_Material supplied_
• • • • • • •

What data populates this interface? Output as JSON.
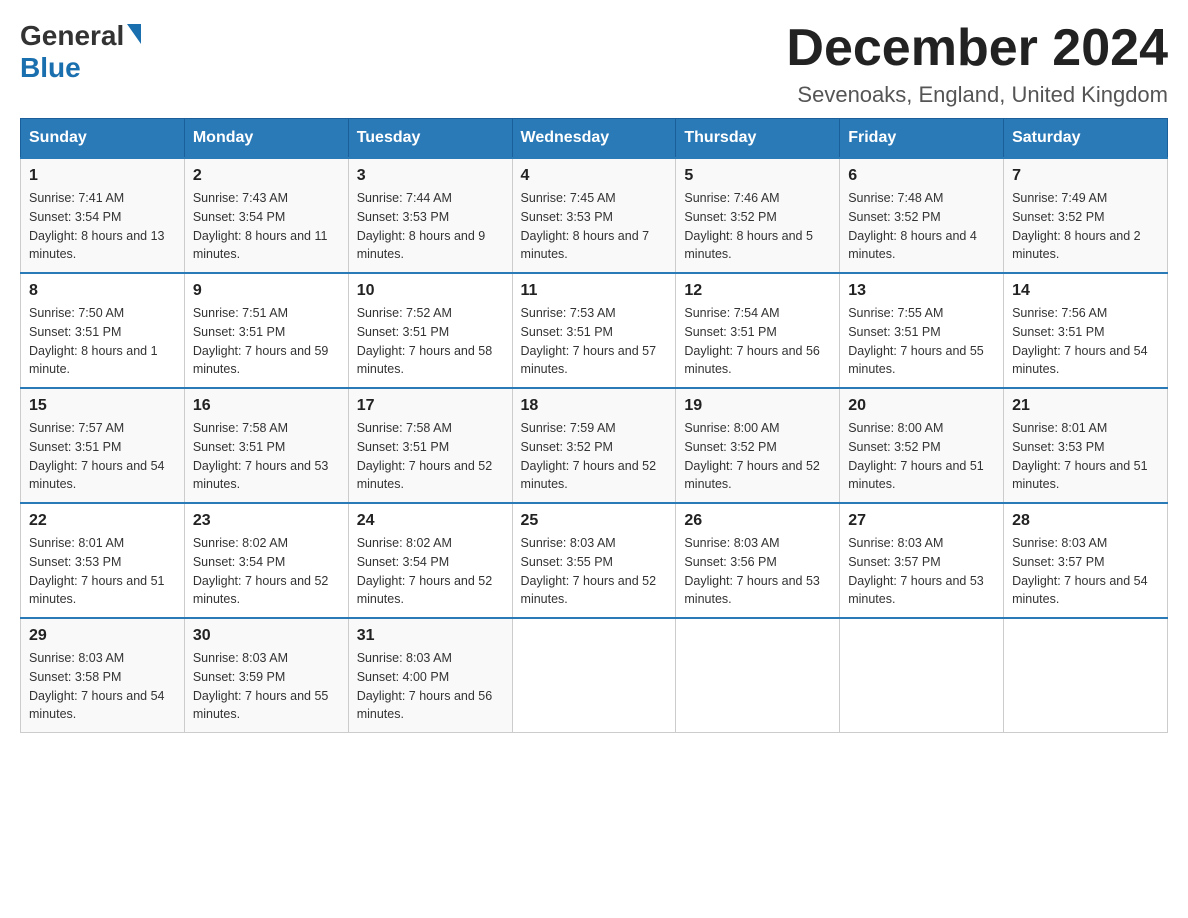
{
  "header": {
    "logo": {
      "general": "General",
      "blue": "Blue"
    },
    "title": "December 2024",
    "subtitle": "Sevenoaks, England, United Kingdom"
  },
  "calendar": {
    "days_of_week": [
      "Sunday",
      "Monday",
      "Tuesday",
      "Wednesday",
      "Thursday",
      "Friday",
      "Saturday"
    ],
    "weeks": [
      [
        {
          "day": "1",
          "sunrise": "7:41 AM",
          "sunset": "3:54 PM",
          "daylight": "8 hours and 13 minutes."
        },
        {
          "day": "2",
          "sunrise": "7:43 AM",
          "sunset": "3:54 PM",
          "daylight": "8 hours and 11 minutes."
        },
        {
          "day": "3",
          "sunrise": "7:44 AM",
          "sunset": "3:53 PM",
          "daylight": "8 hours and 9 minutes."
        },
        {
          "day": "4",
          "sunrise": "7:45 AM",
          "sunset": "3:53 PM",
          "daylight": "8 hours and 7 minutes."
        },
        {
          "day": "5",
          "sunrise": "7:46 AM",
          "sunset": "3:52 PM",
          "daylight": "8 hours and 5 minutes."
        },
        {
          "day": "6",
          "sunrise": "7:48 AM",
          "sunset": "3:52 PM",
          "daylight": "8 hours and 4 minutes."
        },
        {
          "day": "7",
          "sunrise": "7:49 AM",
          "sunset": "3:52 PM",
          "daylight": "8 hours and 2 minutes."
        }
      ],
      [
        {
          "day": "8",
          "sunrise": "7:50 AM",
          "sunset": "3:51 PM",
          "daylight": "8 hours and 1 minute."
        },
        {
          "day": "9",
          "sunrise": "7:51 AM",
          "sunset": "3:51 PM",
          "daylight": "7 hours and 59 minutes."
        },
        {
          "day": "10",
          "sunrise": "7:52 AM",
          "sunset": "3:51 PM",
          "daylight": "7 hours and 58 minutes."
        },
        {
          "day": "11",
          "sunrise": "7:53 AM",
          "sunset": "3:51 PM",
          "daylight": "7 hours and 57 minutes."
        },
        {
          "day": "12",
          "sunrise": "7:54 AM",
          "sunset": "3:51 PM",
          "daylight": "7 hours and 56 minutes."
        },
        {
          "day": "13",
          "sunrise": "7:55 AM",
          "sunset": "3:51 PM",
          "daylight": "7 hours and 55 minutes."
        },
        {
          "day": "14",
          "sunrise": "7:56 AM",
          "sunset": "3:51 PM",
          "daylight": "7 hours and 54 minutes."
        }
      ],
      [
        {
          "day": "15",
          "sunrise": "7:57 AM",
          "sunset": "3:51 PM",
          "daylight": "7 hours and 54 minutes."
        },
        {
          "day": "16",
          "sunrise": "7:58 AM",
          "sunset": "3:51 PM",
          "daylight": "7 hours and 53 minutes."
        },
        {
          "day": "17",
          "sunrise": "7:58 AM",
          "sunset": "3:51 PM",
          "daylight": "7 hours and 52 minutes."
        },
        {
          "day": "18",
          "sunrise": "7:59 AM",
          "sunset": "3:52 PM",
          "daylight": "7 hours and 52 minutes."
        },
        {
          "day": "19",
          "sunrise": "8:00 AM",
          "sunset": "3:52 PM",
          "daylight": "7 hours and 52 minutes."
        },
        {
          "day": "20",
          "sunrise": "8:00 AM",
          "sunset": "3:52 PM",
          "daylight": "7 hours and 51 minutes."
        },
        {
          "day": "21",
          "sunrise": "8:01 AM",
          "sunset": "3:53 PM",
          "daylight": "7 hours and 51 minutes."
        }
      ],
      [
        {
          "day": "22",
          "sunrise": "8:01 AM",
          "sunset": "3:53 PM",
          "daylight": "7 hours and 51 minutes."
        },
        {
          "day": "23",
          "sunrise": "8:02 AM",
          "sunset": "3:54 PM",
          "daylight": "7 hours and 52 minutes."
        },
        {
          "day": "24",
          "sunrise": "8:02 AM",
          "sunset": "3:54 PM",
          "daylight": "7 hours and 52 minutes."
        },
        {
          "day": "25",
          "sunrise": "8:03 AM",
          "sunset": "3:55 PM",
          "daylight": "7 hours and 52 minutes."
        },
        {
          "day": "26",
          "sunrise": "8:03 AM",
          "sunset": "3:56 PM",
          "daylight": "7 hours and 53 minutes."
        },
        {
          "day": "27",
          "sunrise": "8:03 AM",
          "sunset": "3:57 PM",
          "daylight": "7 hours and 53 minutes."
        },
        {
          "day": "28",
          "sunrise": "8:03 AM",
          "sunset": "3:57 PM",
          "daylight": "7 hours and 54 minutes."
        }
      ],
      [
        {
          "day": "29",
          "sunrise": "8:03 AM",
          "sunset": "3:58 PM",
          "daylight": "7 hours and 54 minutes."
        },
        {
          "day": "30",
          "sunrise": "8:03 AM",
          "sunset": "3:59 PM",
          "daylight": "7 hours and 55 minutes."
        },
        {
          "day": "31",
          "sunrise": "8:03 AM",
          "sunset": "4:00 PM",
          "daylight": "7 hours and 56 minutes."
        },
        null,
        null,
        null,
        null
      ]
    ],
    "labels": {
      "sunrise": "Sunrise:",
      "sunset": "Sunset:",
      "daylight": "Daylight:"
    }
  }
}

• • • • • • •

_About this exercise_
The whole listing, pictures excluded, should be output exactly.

_Solution_
What data populates this interface? Output as JSON.
{
  "header": {
    "logo": {
      "general": "General",
      "blue": "Blue"
    },
    "title": "December 2024",
    "subtitle": "Sevenoaks, England, United Kingdom"
  },
  "calendar": {
    "days_of_week": [
      "Sunday",
      "Monday",
      "Tuesday",
      "Wednesday",
      "Thursday",
      "Friday",
      "Saturday"
    ],
    "weeks": [
      [
        {
          "day": "1",
          "sunrise": "7:41 AM",
          "sunset": "3:54 PM",
          "daylight": "8 hours and 13 minutes."
        },
        {
          "day": "2",
          "sunrise": "7:43 AM",
          "sunset": "3:54 PM",
          "daylight": "8 hours and 11 minutes."
        },
        {
          "day": "3",
          "sunrise": "7:44 AM",
          "sunset": "3:53 PM",
          "daylight": "8 hours and 9 minutes."
        },
        {
          "day": "4",
          "sunrise": "7:45 AM",
          "sunset": "3:53 PM",
          "daylight": "8 hours and 7 minutes."
        },
        {
          "day": "5",
          "sunrise": "7:46 AM",
          "sunset": "3:52 PM",
          "daylight": "8 hours and 5 minutes."
        },
        {
          "day": "6",
          "sunrise": "7:48 AM",
          "sunset": "3:52 PM",
          "daylight": "8 hours and 4 minutes."
        },
        {
          "day": "7",
          "sunrise": "7:49 AM",
          "sunset": "3:52 PM",
          "daylight": "8 hours and 2 minutes."
        }
      ],
      [
        {
          "day": "8",
          "sunrise": "7:50 AM",
          "sunset": "3:51 PM",
          "daylight": "8 hours and 1 minute."
        },
        {
          "day": "9",
          "sunrise": "7:51 AM",
          "sunset": "3:51 PM",
          "daylight": "7 hours and 59 minutes."
        },
        {
          "day": "10",
          "sunrise": "7:52 AM",
          "sunset": "3:51 PM",
          "daylight": "7 hours and 58 minutes."
        },
        {
          "day": "11",
          "sunrise": "7:53 AM",
          "sunset": "3:51 PM",
          "daylight": "7 hours and 57 minutes."
        },
        {
          "day": "12",
          "sunrise": "7:54 AM",
          "sunset": "3:51 PM",
          "daylight": "7 hours and 56 minutes."
        },
        {
          "day": "13",
          "sunrise": "7:55 AM",
          "sunset": "3:51 PM",
          "daylight": "7 hours and 55 minutes."
        },
        {
          "day": "14",
          "sunrise": "7:56 AM",
          "sunset": "3:51 PM",
          "daylight": "7 hours and 54 minutes."
        }
      ],
      [
        {
          "day": "15",
          "sunrise": "7:57 AM",
          "sunset": "3:51 PM",
          "daylight": "7 hours and 54 minutes."
        },
        {
          "day": "16",
          "sunrise": "7:58 AM",
          "sunset": "3:51 PM",
          "daylight": "7 hours and 53 minutes."
        },
        {
          "day": "17",
          "sunrise": "7:58 AM",
          "sunset": "3:51 PM",
          "daylight": "7 hours and 52 minutes."
        },
        {
          "day": "18",
          "sunrise": "7:59 AM",
          "sunset": "3:52 PM",
          "daylight": "7 hours and 52 minutes."
        },
        {
          "day": "19",
          "sunrise": "8:00 AM",
          "sunset": "3:52 PM",
          "daylight": "7 hours and 52 minutes."
        },
        {
          "day": "20",
          "sunrise": "8:00 AM",
          "sunset": "3:52 PM",
          "daylight": "7 hours and 51 minutes."
        },
        {
          "day": "21",
          "sunrise": "8:01 AM",
          "sunset": "3:53 PM",
          "daylight": "7 hours and 51 minutes."
        }
      ],
      [
        {
          "day": "22",
          "sunrise": "8:01 AM",
          "sunset": "3:53 PM",
          "daylight": "7 hours and 51 minutes."
        },
        {
          "day": "23",
          "sunrise": "8:02 AM",
          "sunset": "3:54 PM",
          "daylight": "7 hours and 52 minutes."
        },
        {
          "day": "24",
          "sunrise": "8:02 AM",
          "sunset": "3:54 PM",
          "daylight": "7 hours and 52 minutes."
        },
        {
          "day": "25",
          "sunrise": "8:03 AM",
          "sunset": "3:55 PM",
          "daylight": "7 hours and 52 minutes."
        },
        {
          "day": "26",
          "sunrise": "8:03 AM",
          "sunset": "3:56 PM",
          "daylight": "7 hours and 53 minutes."
        },
        {
          "day": "27",
          "sunrise": "8:03 AM",
          "sunset": "3:57 PM",
          "daylight": "7 hours and 53 minutes."
        },
        {
          "day": "28",
          "sunrise": "8:03 AM",
          "sunset": "3:57 PM",
          "daylight": "7 hours and 54 minutes."
        }
      ],
      [
        {
          "day": "29",
          "sunrise": "8:03 AM",
          "sunset": "3:58 PM",
          "daylight": "7 hours and 54 minutes."
        },
        {
          "day": "30",
          "sunrise": "8:03 AM",
          "sunset": "3:59 PM",
          "daylight": "7 hours and 55 minutes."
        },
        {
          "day": "31",
          "sunrise": "8:03 AM",
          "sunset": "4:00 PM",
          "daylight": "7 hours and 56 minutes."
        },
        null,
        null,
        null,
        null
      ]
    ],
    "labels": {
      "sunrise": "Sunrise:",
      "sunset": "Sunset:",
      "daylight": "Daylight:"
    }
  }
}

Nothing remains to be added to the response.